Out of the lines below, please list those that hold the string "title".

[Data for the task Boundary: Start]

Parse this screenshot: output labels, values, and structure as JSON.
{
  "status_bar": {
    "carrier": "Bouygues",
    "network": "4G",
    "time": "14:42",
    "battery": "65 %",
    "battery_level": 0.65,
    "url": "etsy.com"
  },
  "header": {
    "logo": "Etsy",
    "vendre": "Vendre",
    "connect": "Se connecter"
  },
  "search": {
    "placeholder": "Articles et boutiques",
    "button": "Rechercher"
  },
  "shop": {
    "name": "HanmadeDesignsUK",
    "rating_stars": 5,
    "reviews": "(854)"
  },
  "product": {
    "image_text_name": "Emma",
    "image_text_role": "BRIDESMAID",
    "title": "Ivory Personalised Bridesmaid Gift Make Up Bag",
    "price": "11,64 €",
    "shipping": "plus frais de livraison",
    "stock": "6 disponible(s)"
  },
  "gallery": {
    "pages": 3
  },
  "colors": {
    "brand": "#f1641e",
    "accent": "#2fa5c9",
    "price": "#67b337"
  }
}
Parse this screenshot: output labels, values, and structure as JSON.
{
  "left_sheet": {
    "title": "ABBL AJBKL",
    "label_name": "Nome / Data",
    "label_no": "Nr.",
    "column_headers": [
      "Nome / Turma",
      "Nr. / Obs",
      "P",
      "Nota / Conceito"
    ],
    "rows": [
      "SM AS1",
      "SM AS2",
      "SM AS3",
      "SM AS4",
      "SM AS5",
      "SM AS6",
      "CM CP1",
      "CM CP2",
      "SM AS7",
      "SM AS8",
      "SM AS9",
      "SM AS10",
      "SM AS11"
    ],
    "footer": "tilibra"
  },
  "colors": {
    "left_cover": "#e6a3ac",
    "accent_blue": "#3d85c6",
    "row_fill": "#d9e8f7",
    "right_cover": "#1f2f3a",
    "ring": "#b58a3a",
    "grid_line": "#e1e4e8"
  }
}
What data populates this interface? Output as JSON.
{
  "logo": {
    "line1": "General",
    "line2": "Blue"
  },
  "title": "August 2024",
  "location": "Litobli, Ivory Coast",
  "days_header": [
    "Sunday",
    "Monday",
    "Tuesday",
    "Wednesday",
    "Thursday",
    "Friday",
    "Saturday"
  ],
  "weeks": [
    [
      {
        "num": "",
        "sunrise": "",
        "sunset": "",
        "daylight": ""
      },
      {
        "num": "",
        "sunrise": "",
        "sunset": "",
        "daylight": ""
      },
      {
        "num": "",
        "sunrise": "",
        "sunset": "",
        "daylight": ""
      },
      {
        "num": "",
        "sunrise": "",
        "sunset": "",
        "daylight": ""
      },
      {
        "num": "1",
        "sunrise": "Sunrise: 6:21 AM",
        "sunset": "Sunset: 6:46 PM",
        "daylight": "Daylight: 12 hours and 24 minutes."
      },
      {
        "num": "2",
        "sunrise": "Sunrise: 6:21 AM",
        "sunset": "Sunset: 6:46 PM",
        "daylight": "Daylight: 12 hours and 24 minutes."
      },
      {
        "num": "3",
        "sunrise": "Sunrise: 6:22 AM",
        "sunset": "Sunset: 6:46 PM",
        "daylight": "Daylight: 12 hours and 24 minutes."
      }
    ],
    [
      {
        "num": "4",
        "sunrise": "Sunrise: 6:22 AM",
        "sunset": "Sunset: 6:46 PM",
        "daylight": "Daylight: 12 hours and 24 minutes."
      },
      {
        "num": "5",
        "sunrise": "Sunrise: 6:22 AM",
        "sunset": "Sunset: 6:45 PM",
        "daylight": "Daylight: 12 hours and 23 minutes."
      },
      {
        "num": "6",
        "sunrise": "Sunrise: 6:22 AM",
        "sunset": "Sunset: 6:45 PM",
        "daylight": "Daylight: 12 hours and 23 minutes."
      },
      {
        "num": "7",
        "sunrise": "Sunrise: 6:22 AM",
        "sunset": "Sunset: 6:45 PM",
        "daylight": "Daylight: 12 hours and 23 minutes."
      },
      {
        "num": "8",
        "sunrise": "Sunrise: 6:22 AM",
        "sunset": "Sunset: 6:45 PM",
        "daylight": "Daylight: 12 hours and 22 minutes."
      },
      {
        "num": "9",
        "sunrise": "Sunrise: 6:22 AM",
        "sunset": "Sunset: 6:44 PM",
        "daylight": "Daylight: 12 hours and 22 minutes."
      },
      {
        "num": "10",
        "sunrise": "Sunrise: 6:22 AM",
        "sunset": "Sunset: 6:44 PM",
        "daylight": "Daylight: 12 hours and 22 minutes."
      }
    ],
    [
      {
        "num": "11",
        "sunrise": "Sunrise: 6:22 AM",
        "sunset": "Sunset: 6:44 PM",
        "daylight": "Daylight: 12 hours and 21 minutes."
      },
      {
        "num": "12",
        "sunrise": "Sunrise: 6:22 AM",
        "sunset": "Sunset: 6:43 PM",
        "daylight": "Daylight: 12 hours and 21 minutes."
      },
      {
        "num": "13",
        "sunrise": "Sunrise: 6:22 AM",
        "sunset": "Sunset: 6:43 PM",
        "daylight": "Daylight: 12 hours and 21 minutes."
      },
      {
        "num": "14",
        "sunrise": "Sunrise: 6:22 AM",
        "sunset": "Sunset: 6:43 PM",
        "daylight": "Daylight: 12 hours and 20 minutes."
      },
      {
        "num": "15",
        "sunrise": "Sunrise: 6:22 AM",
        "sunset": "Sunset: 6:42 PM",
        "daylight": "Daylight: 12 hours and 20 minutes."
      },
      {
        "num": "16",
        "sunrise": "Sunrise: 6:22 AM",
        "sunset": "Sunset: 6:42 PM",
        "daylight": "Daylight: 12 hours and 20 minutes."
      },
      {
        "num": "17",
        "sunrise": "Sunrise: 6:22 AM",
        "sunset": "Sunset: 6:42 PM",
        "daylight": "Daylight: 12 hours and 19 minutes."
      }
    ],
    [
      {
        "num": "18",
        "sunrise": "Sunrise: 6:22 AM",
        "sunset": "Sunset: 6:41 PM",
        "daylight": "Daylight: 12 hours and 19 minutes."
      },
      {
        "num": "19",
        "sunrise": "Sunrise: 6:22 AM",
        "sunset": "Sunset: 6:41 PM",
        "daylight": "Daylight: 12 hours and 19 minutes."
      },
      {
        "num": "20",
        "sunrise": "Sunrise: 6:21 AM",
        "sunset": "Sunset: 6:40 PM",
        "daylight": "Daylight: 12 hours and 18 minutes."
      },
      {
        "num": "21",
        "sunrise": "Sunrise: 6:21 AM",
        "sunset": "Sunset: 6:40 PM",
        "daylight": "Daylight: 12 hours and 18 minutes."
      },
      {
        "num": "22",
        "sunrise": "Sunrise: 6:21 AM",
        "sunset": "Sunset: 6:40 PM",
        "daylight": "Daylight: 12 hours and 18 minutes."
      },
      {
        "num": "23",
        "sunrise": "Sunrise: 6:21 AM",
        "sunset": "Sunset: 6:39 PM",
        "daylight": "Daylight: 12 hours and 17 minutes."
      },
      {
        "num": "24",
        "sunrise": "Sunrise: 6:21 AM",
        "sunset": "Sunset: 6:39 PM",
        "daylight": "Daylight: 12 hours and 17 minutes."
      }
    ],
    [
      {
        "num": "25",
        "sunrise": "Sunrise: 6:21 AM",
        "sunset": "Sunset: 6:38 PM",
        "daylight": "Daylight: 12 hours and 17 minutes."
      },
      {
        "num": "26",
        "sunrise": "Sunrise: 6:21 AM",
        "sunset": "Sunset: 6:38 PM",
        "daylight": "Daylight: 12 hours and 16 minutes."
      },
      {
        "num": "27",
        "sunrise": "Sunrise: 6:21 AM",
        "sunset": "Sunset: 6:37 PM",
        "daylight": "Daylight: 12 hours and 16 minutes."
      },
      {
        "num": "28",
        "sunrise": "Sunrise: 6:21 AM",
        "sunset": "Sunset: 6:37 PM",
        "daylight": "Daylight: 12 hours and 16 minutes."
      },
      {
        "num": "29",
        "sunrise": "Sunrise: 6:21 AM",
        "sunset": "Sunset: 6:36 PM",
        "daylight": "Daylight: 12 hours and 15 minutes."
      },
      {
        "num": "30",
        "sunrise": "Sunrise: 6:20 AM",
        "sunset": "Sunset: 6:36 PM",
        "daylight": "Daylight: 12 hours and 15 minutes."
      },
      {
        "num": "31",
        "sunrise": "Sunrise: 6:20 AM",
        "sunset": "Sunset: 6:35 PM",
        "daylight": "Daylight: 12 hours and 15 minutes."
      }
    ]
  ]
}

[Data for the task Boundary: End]

• Exercise result
    "title": "Ivory Personalised Bridesmaid Gift Make Up Bag",
    "title": "ABBL AJBKL",
  "title": "August 2024",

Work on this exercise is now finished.